Since mice and other rodents can see the UV spectrum so well, it's no coincidence then that the urine of many rodent species strongly reflects ultraviolet light. Although scientists were aware of the importance of communicating through urine, it was initially considered to be scent marking. Now we know it's also a visual cue for helping these little creatures find their way. According to the National Geographic 'fresh [rodent] urine reflects more strongly than old'.... showing 'how fresh a path is, what came past, when and what sex the animal was.'
The down side is that birds of prey also have UV vision and have improved their hunting success by following these rodent urine trails – the brighter ones being more likely to provide a fresh meal.
What about our favourite domestic critters?
Finally, if you were wondering whether your beloved pet cat or dog has special UV vision powers, the research by Douglas and Jeffery put them squarely in the top 10 – check out the infographic below. Interestingly, the reindeer, who's famously impressive UV vision was mentioned in my post 'What Exactly Is UV Or 'Black' Light? And Why We Humans Are All Colour-blind....' ranked a mere 15th.
Below is a round up of the 10 animals in the experiment most sensitive to UV. For more information on the other 28 species examined check out this article by Douglas and Jeffrey:
Why do animals see differently from humans?
Most animals’ vision is highly tuned to their environments and the times of day they are awake. In the case of reindeer, it helps them spot preditors such as wolves, that would otherwise be totally camouflaged when viewed only in visible light, especially during long, snowbound winter nights.
Why humans have lenses that block UV and many animals don't, remains a mystery. A correlation between high visual accuity and cornias that block UV has recently been identified. This helps us to answer the question why humans don't see into the UV spectrum rather than speculate on why most animals do.
Human colour vision evolved as we became more active during daylight hours (diurnal) and needed to distinguish colours better during the day. Our vision enabled us to spot the difference between unripe, potentially hard to digest fruits, and the ripe ones. This may also explain why some marsupials who mainly live on a diet of foliage and berries also share our trichromatic vision. Humans are more heavily reliant on sight than any other sense when compared to other animal species. Although many diurnal animals are dichromatic, they support their 'poorer' vision with other stronger senses, usually hearing and smell, as well as seeing in ultraviolet.
Mammals are not the only creatures to see into the ultraviolet spectrum. Our planet is populated with countless species of insects, birds and fish all with some degree of UV vision.
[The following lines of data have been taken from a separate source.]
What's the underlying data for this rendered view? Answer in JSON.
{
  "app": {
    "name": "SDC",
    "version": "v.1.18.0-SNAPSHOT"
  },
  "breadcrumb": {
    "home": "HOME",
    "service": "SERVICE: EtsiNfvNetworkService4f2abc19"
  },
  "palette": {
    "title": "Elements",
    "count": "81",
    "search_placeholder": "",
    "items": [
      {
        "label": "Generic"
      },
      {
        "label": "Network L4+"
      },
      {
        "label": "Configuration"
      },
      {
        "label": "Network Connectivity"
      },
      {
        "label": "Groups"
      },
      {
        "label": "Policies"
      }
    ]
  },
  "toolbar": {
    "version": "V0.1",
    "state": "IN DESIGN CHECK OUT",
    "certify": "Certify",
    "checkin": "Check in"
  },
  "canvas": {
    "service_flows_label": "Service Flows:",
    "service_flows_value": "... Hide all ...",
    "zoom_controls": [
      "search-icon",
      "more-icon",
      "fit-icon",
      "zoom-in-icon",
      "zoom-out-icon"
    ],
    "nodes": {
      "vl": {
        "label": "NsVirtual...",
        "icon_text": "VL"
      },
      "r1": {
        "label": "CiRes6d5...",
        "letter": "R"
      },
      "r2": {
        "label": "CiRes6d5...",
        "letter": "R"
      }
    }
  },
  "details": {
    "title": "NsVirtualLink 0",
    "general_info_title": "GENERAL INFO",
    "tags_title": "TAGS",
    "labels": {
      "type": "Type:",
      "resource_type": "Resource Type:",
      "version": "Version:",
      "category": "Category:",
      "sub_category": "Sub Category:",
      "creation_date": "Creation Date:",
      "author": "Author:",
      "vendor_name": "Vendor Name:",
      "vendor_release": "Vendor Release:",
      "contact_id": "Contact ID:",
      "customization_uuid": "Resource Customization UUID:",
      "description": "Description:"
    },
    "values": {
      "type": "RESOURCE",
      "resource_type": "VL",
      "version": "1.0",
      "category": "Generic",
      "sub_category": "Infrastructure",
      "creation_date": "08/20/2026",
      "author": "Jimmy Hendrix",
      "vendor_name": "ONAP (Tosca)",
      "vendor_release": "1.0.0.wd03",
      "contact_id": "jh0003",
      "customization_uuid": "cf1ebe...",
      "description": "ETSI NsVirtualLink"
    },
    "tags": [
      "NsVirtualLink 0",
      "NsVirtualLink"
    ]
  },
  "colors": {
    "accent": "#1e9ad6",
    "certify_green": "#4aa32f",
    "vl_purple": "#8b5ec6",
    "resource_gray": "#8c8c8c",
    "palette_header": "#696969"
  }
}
Over the course of 4 posts, I will be taking a closer look at each category to find out what they see, why they evolved this form of vision, and what that looks like to us. So why not check out my other posts, for the full picture:
'The Amazing World Of UV Vision, As Seen Through The Eyes Of ….Insects'
'The Amazing World Of UV Vision, As Seen Through The Eyes Of ….Fish'